From Academy to the World
The School of Animation & Visual Effects (Animation & VFX) Stop Motion Lead Aaron Guadamuz curated this show with the help of the gallery’s co-founder, a colleague of Guadamuz when he was working in Japan.
“A lot of the [films] had mixed techniques, and they were all very well done,” he said. The gallery featured a mix of 2-D and stop motion animated films by Fu Yang, Tada Kondjonrak, Ashley Cisneros, Nathania Zaini, Annie Wong, and Polla-Ilariya Kozino.
The Animation & VFX values how the real-world experience improves the students’ skills and shapes their views of art. Therefore, participating in real-world projects and exhibitions has been a part of its education.
The well-known StudioX class is designed to help students gain real-world experience even when they are still in school and build a competitive portfolio to launch their careers from anywhere in this world.
Kozino (BFA ’16) worked on her 2D animation film, The Ribbon, which was displayed at the Gojo Gallery, through Studio X. “It’s a big honor,” she said, speaking by phone from Taiwan. “I took four years to complete [the film], and I worked on it for about a year before I brought it to Studio X.”
With support from department instructors, such as Animation Production Lead Sasha Korellis, Kozino could get practical advice on her works from experts in the industry.
Her final work is around four-and-a-half-minute, which has been accepted in over 60 film festivals worldwide and winning 40 awards, including Best Original Score at the Los Angeles Film Awards, and an Award of Excellence at the One-Reeler Short Film Competition.
To Become the Best of the Best
Students applaud the quality of education they received at the Academy, not only for the real-world experience and learning from practicing artists, but also the high standards set.
Each school project is treated as a real-world project for employers or clients. Students need to work hard to comprehend both fundamental principles of creating animation or digital art. Moreover, they have to complete their works on a professional level.
The Academy hosts an annual Spring Show, which showcases works from its graduating and invites industry experts, potential employers, and joc recruiters to come to the show.
Yang (MFA ’19), whose four-and-a-half-minute film TellTale featuring a mix of stop motion and motion graphics, won in the 2019 Spring Show’s stop motion category, and was also selected to be featured at the Gojo Gallery.
It also won Best Film Abstract at the Animation Studio Festival in Paris, France, and Best in Show at Aggregate Animated Shorts, International Short Film Festival in Oakland later that same year.

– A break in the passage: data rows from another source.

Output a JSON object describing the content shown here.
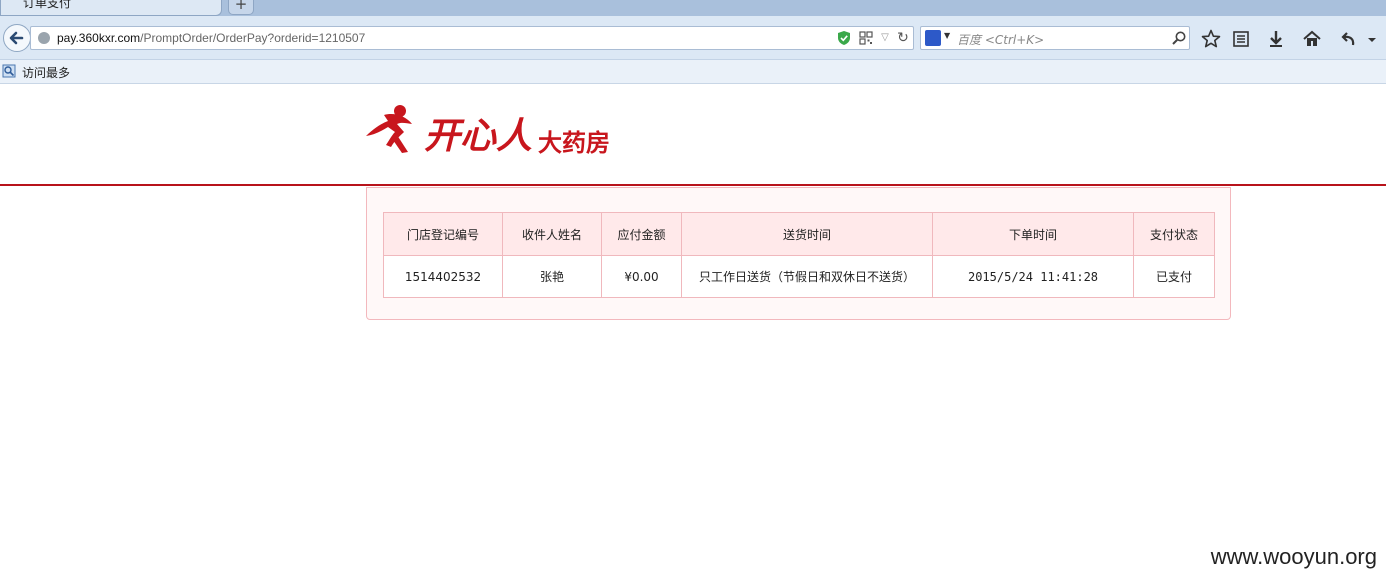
{
  "browser": {
    "tab_title": "订单支付",
    "new_tab_label": "+",
    "url_domain": "pay.360kxr.com",
    "url_path": "/PromptOrder/OrderPay?orderid=1210507",
    "search_placeholder": "百度 <Ctrl+K>",
    "bookmarks": [
      {
        "label": "访问最多"
      }
    ]
  },
  "logo": {
    "brand": "开心人",
    "tagline": "大药房",
    "color": "#c8161d"
  },
  "order_table": {
    "headers": [
      "门店登记编号",
      "收件人姓名",
      "应付金额",
      "送货时间",
      "下单时间",
      "支付状态"
    ],
    "row": {
      "store_id": "1514402532",
      "recipient": "张艳",
      "amount": "¥0.00",
      "delivery_time": "只工作日送货（节假日和双休日不送货）",
      "order_time": "2015/5/24 11:41:28",
      "status": "已支付"
    }
  },
  "watermark": "www.wooyun.org",
  "colors": {
    "accent": "#b8131b",
    "table_border": "#f0b8bd",
    "header_bg": "#ffe9ea"
  }
}
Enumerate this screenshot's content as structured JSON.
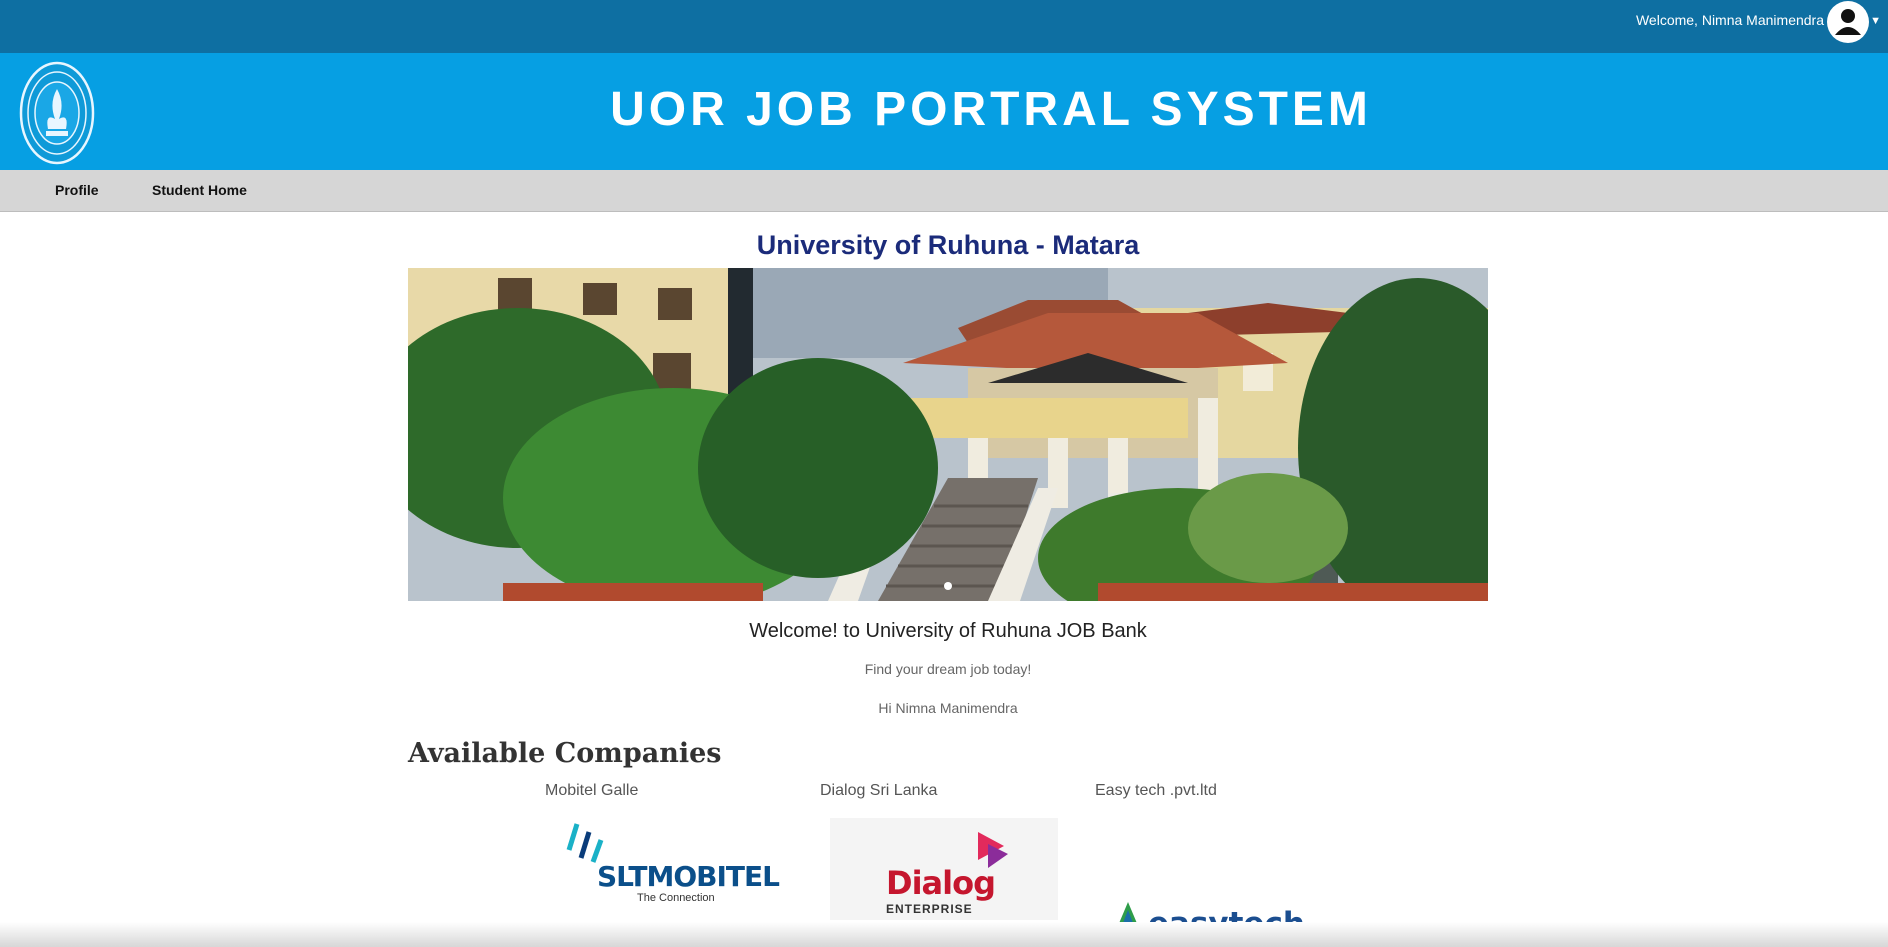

Another Gojo Gallery pick was Zaini’s short film, Goodnight, Mr. Sandman, which was part of her Animation thesis project at the Academy. It has also been recognized and featured in over 20 different festivals, both in the US and internationally.
Zaini thinks the high standards set by the Academy’s animation school helped her refine her skills and techniques in animation. “It helps build my confidence,” said Zaini. When talking about being featured at the special show, she thinks the continuous support from Animation & VFX when she studied at Academy, and even after she graduated, is precious. “Knowing that other people actually enjoy your work and feature your work along with these amazing artists makes you feel more hopeful to make things again and motivates me.”